Creators: Marissa Moss, Yuko Shimizu

Book cover. Courtesy of Abrams Books for Young Readers
View in the Densho Encyclopedia

Children's picture book by Marissa Moss with illustrations by Yuko Shimizu that focuses on the true story of Kenichi Zenimura , an Issei baseball pioneer who builds a baseball field in the Gila River concentration camp.


From the time he is a young boy, Kenichi Zenimura loves baseball, and he grows up to become a star baseball player in Central California. After the Japanese attack on Pearl Harbor, he and his family are forcibly removed from their home and placed in the Gila River, Arizona, concentration camp. Discouraged at first by the drudgery of the desert camp, he begins to build a baseball field in an open area of the camp. He is soon joined by his sons, then by others, as they clear the space, water down the sand, plant grass, and build bleachers. Eventually, the field is finished, and some 6,000 spectators come to see the first game.

Yuko Shimizu illustrated the book with Japanese ink drawings that were digitally colored. An Afterword includes a brief biography of Zenimura and author's and artist's notes and is followed by a bibliography.

Additional Information

Author Marissa Moss (1959– ) has written over sixty books for children since 1989. An art history graduate from the University of California, Berkeley, she began as an illustrator of children's books and has self-illustrated many of her books. She is probably best known for her "Amelia's Notebook" series for beginning readers.
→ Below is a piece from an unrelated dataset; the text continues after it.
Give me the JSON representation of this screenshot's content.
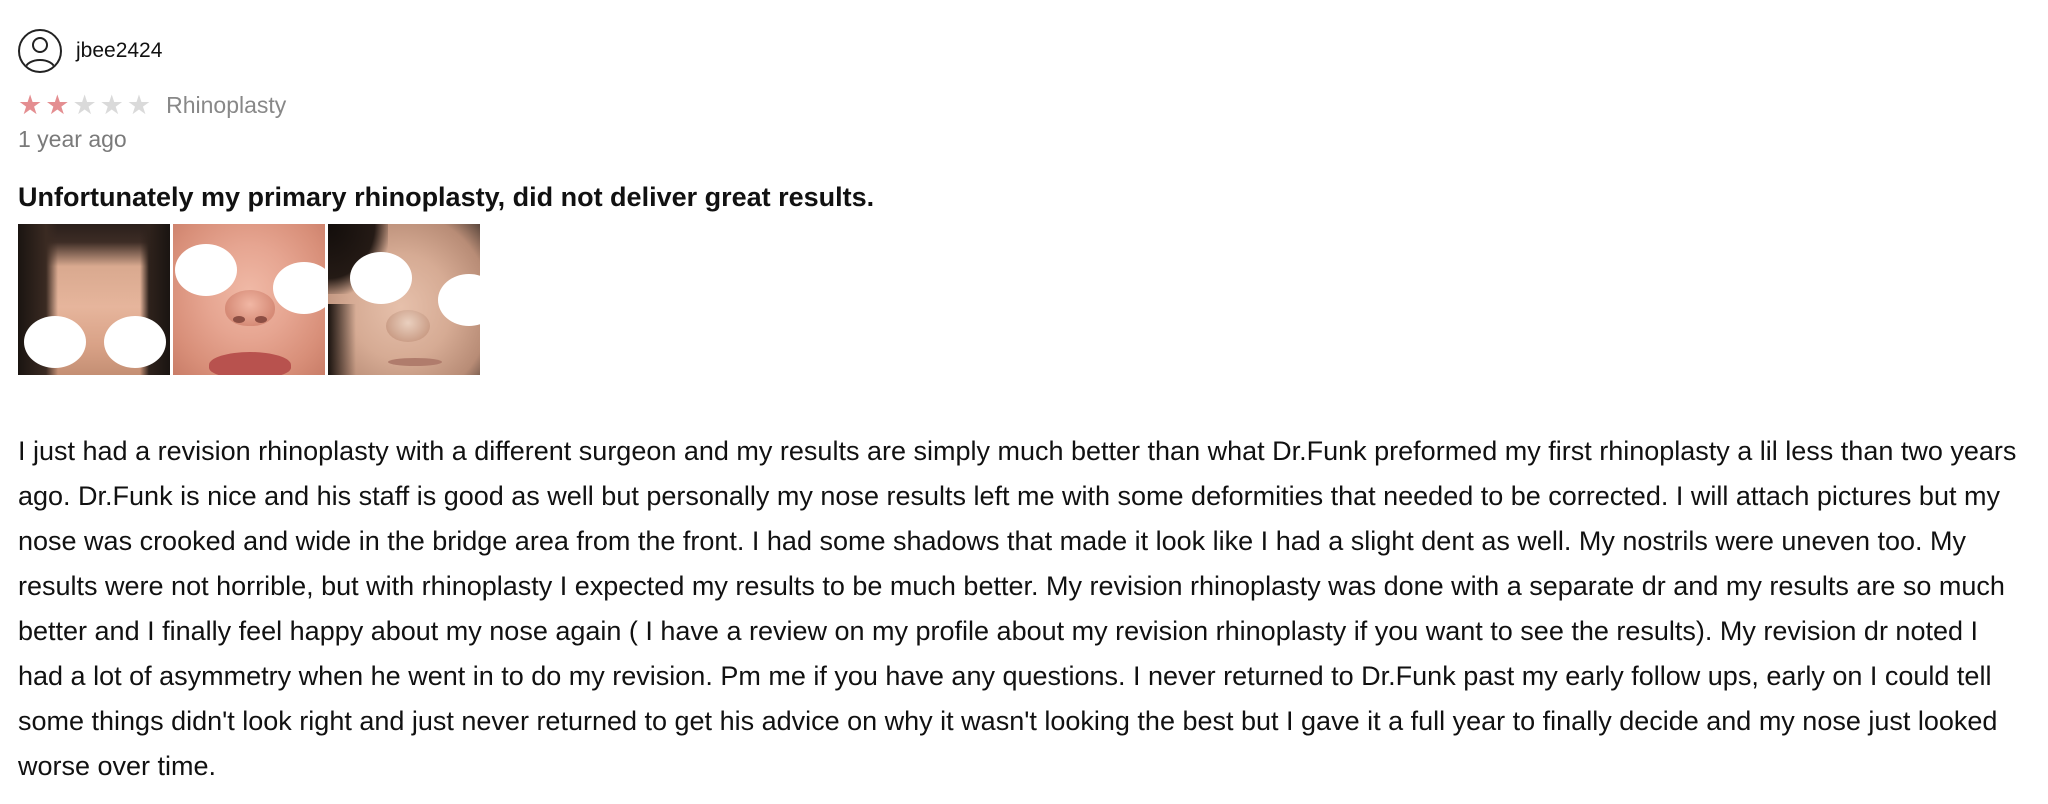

She has also written a number of books focusing on women's history, both fiction and non-fiction biographies.

Illustrator Yuko Shimizu was born in Tokyo, but is based in New York. Well-known for her magazine and newspaper work as well as for comic book cover art, Barbed Wire Baseball was her first children's book.

The story is based on the real life story of Zenimura, who really did build a baseball field in Gila River. The book accurately depicts life in the concentration camps for the most part, with only a claim that inmates were not allowed outside their barracks after dark (page 23), an exaggeration. In the Afterword, Moss writes that the Japanese American were incarcerated "[a]lthough they were loyal American citizens" (38); about one-third—including Zenimura himself—were Issei and were prohibited by law from becoming naturalized American citizens.

An earlier novel for slightly older children—Kathryn Fitzmaurice's A Diamond in the Desert (2012)—is also set in Gila River and is partially based on Zenimura's story.

Authored by Brian Niiya , Densho

Might also like: Baseball Saved Us by Ken Mochizuki; Fish for Jimmy by Katie Yamasaki; So Far from the Sea by Eve Bunting

Media Details
Author Marissa Moss
Illustrator Yuko Shimizu
Pages 40
Publication Date 2013
Awards Asian Pacific American Librarians Association, Picture Book Honor 2014
For More Information

For More Information

Author website: .

Illustrator website: .

Publisher website: .

Tomita, Twila. "Baseball as a Symbol of Hope." Nichi Bei Weekly , Jan. 1–7, 2015, 16.